To retrieve data from an SQL database, we can use what’s called an “SQL Query”. This is where the SQL language comes in - we use the language to select and choose what data we want to see!

So how can an attacker exploit a poorly protected SQL databse? This is where SQL injection comes in. Let’s take an account login for example. Given the parameters name and password, with values 123 and 123pass the web application forms an SQL query: SELECT * FROM users WHERE name='123' AND password='123pass'. Now, the system will look for (SELECT) all rows from the “users” table where the name is “123” and the password is “123pass”. If there is a row with these values, then great! We will log in. If not, then a login does not occur.

With SQL injection however, we may not need to know the password. SQL injection takes advantage of vulnerabilities where a web application may not “sanitize” the inputs provided, allowing an attacker to execute SQL queries in input fields that are normally intended for something else. Going back to the example, what if I do this:

Username is: 123
Password is: idkthepassword' OR 1=1--

This is what the SQL query will look like:

SELECT * FROM users WHERE name='123' AND password='idkthepassword' OR 1=1--'

Let’s break it down. The SQL query is looking for a row with the username “123” (this is the account we want to break into) AND a password “idkthepassword”. Obviously we don’t know the password, but it will also select rows where the username is “123” AND 1=1! This is due to our injection of the OR operator. That is, it will select rows where the password is “idkthepassword” OR 1=1 (this is always true :3).

Now why did we include a quotation mark and double hyphen? This is where the real trickery comes in. The web application closes the password input with a quotation mark normally: If the password is 123, then the SQL query will be ‘123’.

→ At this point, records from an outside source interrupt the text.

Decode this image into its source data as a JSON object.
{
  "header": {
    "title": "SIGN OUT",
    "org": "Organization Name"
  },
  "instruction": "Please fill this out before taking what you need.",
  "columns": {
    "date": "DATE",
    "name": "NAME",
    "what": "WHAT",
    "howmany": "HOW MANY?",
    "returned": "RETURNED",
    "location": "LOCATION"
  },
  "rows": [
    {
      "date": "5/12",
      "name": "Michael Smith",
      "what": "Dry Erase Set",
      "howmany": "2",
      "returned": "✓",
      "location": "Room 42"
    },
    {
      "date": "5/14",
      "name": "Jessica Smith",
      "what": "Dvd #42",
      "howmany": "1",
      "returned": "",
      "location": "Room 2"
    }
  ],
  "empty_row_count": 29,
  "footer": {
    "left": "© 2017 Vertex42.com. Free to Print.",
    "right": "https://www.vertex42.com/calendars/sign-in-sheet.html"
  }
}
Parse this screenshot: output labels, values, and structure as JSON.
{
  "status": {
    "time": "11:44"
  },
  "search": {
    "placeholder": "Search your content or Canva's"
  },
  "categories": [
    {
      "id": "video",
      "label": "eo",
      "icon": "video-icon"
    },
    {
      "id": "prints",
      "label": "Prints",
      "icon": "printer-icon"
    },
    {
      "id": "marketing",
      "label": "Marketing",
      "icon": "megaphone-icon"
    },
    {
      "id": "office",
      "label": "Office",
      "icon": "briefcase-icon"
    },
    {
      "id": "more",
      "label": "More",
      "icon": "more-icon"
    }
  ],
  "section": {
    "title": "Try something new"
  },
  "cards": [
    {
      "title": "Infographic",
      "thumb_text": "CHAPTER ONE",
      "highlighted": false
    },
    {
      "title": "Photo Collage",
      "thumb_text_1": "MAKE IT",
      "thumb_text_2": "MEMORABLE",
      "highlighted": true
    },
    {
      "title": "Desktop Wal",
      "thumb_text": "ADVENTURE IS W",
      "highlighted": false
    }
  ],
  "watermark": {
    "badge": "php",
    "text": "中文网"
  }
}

But what if we add one of our own quotation marks? Well then we’ll have an extra quotation mark at the end and it’ll make no sense: ‘123’’. But if we comment out the quotation mark that the system adds automatically using the double hyphen, then we can end the input early and add anything we want after. Here’s what it looks like:

If we input the password 123' [bad code here]--, then the system will convert it into '123' [bad code here that will be run]--'! Notice that the quotation mark at the end is ignored as it becomes a comment due to the double hyphen.

This is the essence of SQL injection. How can we manipulate inputs that we’re provided to run SQL queries in places where it isn’t intended? This allows us to bypass authentications and log into accounts that we don’t know the credentials of among other things.


There are tons of SQL injection challenges available on the internet. picoCTF offers quite a few ones in varying difficulty, so try them out!